Friday, December 19, 2008

On the Anathema against Ecumenism

“…Without doubt, the time for discussion and polemics has passed and the time has come to judge this movement and, however insignificant our Council of 1983 may seem, it has at last condemned ecumenism and anathematized it in the following words:

‘To those who attack the Church of Christ by teaching that Christ’s Church is divided into so-called “branches” which differ in doctrine and way of life, or that the Church does not exist visibly, but will be formed in the future when all “branches” or sects or denominations, and even religions will be united into one body; and who do not distinguish the priesthood and mysteries of the Church from those of the heretics, but say that the baptism and eucharist of heretics is effectual for salvation; therefore, to those who knowingly have communion with these aforementioned heretics or who advocate, disseminate, or defend their new heresy of Ecumenism under the pretext of brotherly love or the supposed unification of separated Christians: Anathema.’…”

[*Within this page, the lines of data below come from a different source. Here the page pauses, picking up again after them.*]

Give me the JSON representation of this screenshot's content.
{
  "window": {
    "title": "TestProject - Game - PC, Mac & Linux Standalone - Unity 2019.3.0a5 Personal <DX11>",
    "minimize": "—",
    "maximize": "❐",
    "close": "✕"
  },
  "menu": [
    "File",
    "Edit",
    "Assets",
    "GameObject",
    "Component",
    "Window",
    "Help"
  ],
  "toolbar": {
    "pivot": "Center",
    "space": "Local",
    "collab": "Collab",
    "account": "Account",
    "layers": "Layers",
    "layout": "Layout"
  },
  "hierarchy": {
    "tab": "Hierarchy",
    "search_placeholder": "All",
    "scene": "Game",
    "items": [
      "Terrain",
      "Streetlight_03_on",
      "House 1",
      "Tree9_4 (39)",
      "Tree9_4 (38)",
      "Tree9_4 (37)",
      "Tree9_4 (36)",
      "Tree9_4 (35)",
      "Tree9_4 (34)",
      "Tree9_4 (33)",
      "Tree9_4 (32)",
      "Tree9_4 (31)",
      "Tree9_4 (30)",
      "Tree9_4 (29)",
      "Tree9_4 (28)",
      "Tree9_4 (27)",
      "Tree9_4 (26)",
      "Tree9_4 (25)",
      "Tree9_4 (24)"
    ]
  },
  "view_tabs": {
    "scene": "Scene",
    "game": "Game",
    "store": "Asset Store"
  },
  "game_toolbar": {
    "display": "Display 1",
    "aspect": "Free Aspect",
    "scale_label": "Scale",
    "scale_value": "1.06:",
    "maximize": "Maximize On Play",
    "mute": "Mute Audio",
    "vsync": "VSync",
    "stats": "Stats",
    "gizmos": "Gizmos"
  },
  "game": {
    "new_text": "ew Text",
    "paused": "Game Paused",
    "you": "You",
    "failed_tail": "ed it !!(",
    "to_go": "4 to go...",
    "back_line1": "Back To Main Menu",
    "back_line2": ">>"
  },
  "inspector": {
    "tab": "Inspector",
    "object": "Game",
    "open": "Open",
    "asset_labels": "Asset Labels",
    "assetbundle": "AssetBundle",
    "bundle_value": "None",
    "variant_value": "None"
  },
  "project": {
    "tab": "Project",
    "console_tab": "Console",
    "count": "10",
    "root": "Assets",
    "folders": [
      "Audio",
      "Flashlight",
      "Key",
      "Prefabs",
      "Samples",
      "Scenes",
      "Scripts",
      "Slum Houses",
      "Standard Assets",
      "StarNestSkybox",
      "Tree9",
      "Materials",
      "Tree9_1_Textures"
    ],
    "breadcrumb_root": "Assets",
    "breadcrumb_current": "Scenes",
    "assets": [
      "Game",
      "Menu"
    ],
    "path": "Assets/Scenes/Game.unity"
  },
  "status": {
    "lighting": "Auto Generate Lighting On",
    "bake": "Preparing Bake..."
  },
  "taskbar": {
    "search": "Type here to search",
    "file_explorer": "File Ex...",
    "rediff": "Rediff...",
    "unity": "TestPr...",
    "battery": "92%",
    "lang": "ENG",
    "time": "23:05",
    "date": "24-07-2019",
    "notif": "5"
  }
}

“…In regard to ecumenism, every Local Church has had ample time, more than a century, to spend examining it and, if the Local Churches base their teachings and life upon the canons of the Holy Apostles and the other Orthodox Councils, then they cannot but recognize that ecumenism is clearly the most pernicious of heresies, for it has gathered all the heresies that exist or have existed and has called this union a Church — a deed that savors of Antichrist."

“By proclaiming this anathema, we have protected our flock from this apocalyptic temptation and, at the same time, have reluctantly put before the conscience of all the Local Churches a serious issue, which sooner or later they must resolve in one way or the other. Their future spiritual fate in the universal Orthodox Church will depend upon the resolution of this question [italics added].”

~Archbishop Vitaly
Orthodox Life (Vol. 34, No. 4, July-August, 1984)